First and foremost, you should learn the game well enough to win without relying on luck alone. There are several skills you will need to become a successful poker player, including discipline, perseverance, and confidence. You also need to develop quick instincts when playing and watching others play, since every poker game is different.
You should be aware of the strength of your opponents’ hands at the beginning of each session. If you see a player who always seems to have a strong hand, you should avoid them and move on. This will allow you to focus on the weaker hands and have smaller swings in better games.
When you are playing in the ante game, start betting with the player to your left rather than the dealer. This can help to ensure that the pot isn’t too big for you if you have a weak hand, and it can prevent you from being over-bet by the dealer or a strong player.
If you have a good hand but don’t want to risk it, you can limp. This is similar to a check, but it’s less aggressive and often allows you to control the size of the pot.
While it’s common to limp, don’t be afraid to raise if you think your hand is worth the extra money. You can also try to bluff out your opponent with a strong hand, so that you have a chance of winning.
The flop is the most important card in a poker hand, and it can be very devastating to your opponent’s hand. It’s not uncommon to have a very strong hand, such as an A-K, but then the flop comes up J-J-5 and you’re suddenly a huge underdog.
Your goal is to make the best possible hand using your two personal cards and the five community cards. If your hand is good enough, you’ll be the winner and earn more chips in the process.
You should bet or raise on the flop, turn and river when you have a good hand but don’t have an Ace or King. This will force players with weaker hands to fold, and you can bluff with your hand if you have an Ace or King.
Be careful when you bluff with a weak hand, too. Sometimes, a smart player will check when he has a good hand, and once you bluff him he will call repeatedly or re-raise. That can lead to you losing more than you’d like, so don’t bluff too much and don’t get into this situation.

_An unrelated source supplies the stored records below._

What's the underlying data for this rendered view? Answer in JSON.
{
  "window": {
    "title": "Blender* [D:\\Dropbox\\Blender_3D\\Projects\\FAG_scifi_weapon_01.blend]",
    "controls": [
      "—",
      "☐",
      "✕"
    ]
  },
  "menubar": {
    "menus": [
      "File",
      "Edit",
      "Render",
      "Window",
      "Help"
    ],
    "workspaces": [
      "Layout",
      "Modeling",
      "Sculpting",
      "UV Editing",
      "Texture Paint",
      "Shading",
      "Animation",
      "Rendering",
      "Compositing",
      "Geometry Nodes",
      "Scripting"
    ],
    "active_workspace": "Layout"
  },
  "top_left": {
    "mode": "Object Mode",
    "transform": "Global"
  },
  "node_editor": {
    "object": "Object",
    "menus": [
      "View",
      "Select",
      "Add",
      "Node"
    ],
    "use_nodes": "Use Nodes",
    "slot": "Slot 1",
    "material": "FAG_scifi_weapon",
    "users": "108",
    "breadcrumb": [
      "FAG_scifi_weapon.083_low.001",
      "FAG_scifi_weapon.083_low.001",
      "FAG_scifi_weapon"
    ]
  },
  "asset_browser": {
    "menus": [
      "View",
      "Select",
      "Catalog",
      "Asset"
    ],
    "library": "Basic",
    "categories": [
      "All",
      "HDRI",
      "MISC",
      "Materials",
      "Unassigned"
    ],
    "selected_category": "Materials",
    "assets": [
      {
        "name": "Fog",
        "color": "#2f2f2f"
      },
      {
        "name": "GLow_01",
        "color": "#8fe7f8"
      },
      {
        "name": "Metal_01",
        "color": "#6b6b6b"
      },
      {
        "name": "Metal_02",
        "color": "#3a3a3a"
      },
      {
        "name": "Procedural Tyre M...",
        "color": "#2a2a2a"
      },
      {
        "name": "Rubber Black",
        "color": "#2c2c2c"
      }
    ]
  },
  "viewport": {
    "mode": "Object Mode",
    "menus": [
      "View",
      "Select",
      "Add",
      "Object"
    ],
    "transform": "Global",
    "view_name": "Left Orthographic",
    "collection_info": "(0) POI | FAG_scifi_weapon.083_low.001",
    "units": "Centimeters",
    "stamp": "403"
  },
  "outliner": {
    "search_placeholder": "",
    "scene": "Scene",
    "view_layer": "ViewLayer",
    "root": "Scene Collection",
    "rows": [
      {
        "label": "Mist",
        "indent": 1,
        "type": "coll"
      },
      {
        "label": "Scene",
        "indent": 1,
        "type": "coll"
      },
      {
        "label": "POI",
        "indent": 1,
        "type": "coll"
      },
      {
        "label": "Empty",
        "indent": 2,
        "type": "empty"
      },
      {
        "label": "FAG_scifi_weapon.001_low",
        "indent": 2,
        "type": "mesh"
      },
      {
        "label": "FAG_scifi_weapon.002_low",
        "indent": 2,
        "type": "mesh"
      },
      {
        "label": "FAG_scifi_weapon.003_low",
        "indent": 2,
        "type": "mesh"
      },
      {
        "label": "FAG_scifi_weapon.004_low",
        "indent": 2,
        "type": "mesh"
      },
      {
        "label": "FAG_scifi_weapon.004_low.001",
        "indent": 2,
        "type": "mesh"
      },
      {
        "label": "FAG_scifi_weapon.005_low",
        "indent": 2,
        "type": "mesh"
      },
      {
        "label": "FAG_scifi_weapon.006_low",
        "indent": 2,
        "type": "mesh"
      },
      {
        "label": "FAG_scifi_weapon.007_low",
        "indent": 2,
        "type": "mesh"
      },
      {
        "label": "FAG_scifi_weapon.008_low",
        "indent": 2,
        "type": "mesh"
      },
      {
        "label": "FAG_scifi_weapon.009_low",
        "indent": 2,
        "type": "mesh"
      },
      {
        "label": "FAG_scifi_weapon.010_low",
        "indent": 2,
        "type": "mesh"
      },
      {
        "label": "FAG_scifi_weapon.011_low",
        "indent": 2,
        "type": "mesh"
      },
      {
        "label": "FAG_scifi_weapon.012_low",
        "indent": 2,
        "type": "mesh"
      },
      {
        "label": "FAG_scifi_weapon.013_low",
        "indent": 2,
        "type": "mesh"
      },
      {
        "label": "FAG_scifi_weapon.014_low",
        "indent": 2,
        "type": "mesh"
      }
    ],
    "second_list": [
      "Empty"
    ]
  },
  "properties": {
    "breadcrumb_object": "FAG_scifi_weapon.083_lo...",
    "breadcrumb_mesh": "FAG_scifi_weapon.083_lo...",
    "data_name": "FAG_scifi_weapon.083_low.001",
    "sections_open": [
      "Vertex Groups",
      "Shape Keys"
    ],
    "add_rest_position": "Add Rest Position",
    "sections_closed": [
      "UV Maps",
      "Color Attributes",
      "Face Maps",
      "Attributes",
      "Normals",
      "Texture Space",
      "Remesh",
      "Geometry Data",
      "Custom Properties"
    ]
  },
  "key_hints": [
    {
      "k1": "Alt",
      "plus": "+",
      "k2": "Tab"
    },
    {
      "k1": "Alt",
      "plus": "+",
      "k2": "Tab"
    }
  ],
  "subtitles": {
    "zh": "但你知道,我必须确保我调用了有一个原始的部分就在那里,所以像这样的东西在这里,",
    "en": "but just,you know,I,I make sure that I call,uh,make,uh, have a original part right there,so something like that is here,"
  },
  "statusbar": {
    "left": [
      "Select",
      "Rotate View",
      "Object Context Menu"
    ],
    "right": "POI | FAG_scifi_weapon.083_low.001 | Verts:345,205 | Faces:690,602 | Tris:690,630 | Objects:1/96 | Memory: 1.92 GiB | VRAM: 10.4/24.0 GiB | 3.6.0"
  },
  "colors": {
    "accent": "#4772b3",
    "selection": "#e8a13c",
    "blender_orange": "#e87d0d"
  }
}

The best way to determine your opponent’s hand strength is by watching them play. You can find this information by observing them over the course of an hour or so and noticing how they react to situations. You can also study the way they act during big pots.